A Welshman who moved to Nagoya in 1988 and has been based in Japan ever since, John Williams is the rare foreigner who has worked in the Japanese film industry in not only the usual facilitator roles, as line producer and translator, but has also directed his own well-regarded films here. His first Japanese-language feature, 2001’s “Ichiban Utsukushi Natsu (Firefly Dreams),” earned him a Best New Director nomination from the Directors Guild of Japan, while winning him accolades abroad.

His latest, “Sado Tenpesuto (Sado Tempest),” which combines the title Shakespearian play with punk rock and noh theater, had an unusual gestation and difficult birth. Invited to Sado, a rugged island in the Japan Sea famous for its celebrity exiles (including Emperor Juntoku [1197-1242] and noh dramatist Zeami Motokiyo [1363-1443]), Williams was flummoxed when a member of the local film commission asked him to shoot footage of an endangered bird. “I was like, ‘No, not really,’ ” Williams says with a laugh.
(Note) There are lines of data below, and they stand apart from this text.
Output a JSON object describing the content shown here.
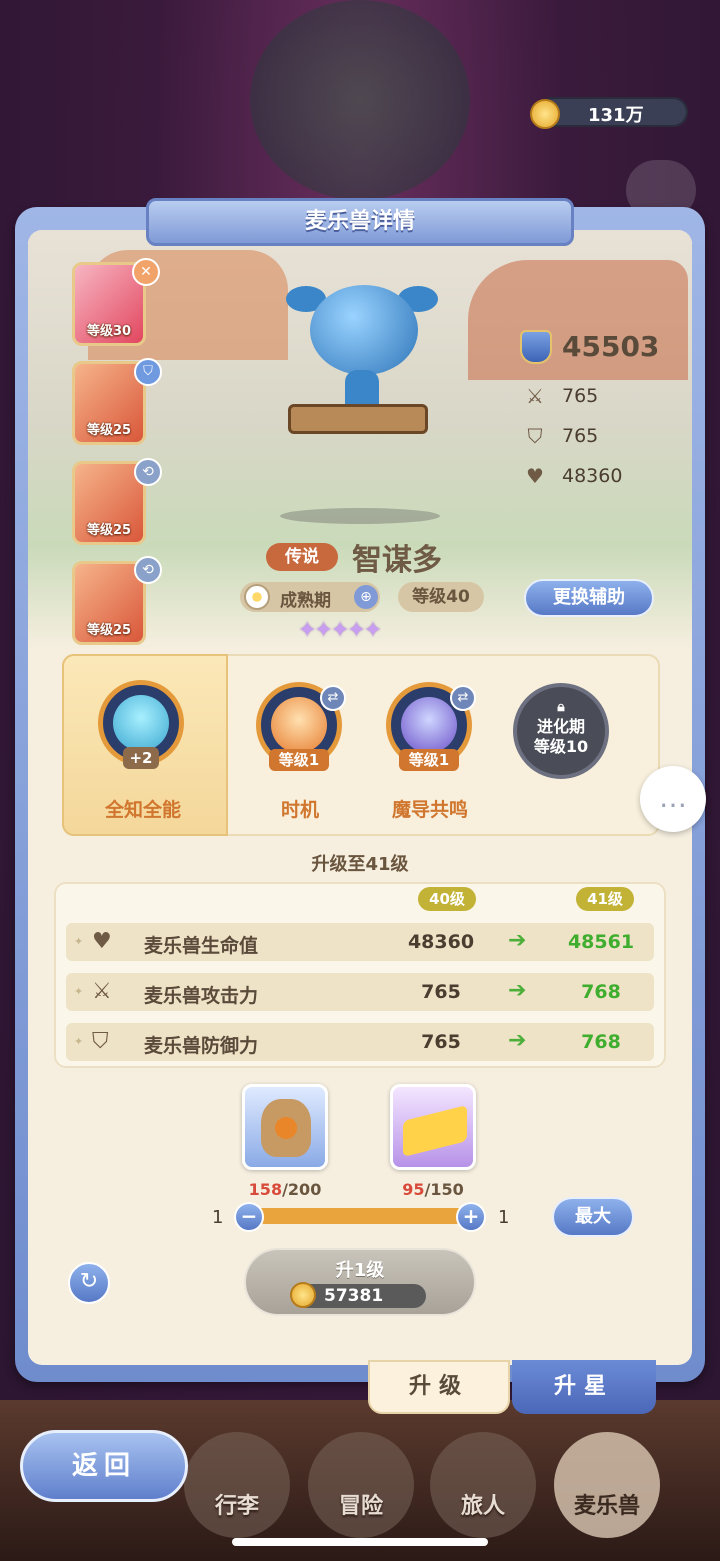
{
  "currency": {
    "amount": "131万",
    "icon": "coin-icon"
  },
  "panel": {
    "title": "麦乐兽详情"
  },
  "helpers": [
    {
      "level": "等级30",
      "badge": "✕",
      "badge_icon": "close-icon"
    },
    {
      "level": "等级25",
      "badge": "⛉",
      "badge_icon": "shield-icon"
    },
    {
      "level": "等级25",
      "badge": "⟲",
      "badge_icon": "link-icon"
    },
    {
      "level": "等级25",
      "badge": "⟲",
      "badge_icon": "link-icon"
    }
  ],
  "stats": {
    "power": "45503",
    "attack": "765",
    "defense": "765",
    "hp": "48360"
  },
  "pet": {
    "rarity": "传说",
    "name": "智谋多",
    "stage": "成熟期",
    "level": "等级40",
    "swap_label": "更换辅助",
    "stars": "✦✦✦✦✦",
    "star_count": 5
  },
  "skills": [
    {
      "name": "全知全能",
      "tag": "+2",
      "selected": true
    },
    {
      "name": "时机",
      "tag": "等级1"
    },
    {
      "name": "魔导共鸣",
      "tag": "等级1"
    }
  ],
  "locked_skill": {
    "line1": "进化期",
    "line2": "等级10"
  },
  "upgrade": {
    "title": "升级至41级",
    "from_label": "40级",
    "to_label": "41级",
    "rows": [
      {
        "name": "麦乐兽生命值",
        "icon": "heart-icon",
        "from": "48360",
        "to": "48561"
      },
      {
        "name": "麦乐兽攻击力",
        "icon": "swords-icon",
        "from": "765",
        "to": "768"
      },
      {
        "name": "麦乐兽防御力",
        "icon": "shield-icon",
        "from": "765",
        "to": "768"
      }
    ]
  },
  "materials": [
    {
      "icon": "food-bag-icon",
      "have": "158",
      "need": "/200"
    },
    {
      "icon": "cheese-icon",
      "have": "95",
      "need": "/150"
    }
  ],
  "slider": {
    "min": "1",
    "max": "1",
    "max_label": "最大"
  },
  "upgrade_button": {
    "label": "升1级",
    "cost": "57381"
  },
  "tabs": {
    "upgrade": "升级",
    "star": "升星"
  },
  "nav": {
    "back": "返回",
    "items": [
      "行李",
      "冒险",
      "旅人",
      "麦乐兽"
    ]
  },
  "colors": {
    "accent": "#5f7fcc",
    "rarity": "#c8693d",
    "increase": "#3fae2e"
  }
}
Unable to view this article?

This could be due to a conflict with your ad-blocking or security software.

Please add japantimes.co.jp and piano.io to your list of allowed sites.

If this does not resolve the issue or you are unable to add the domains to your allowlist, please see out this support page.

We humbly apologize for the inconvenience.

In a time of both misinformation and too much information, quality journalism is more crucial than ever.
By subscribing, you can help us get the story right.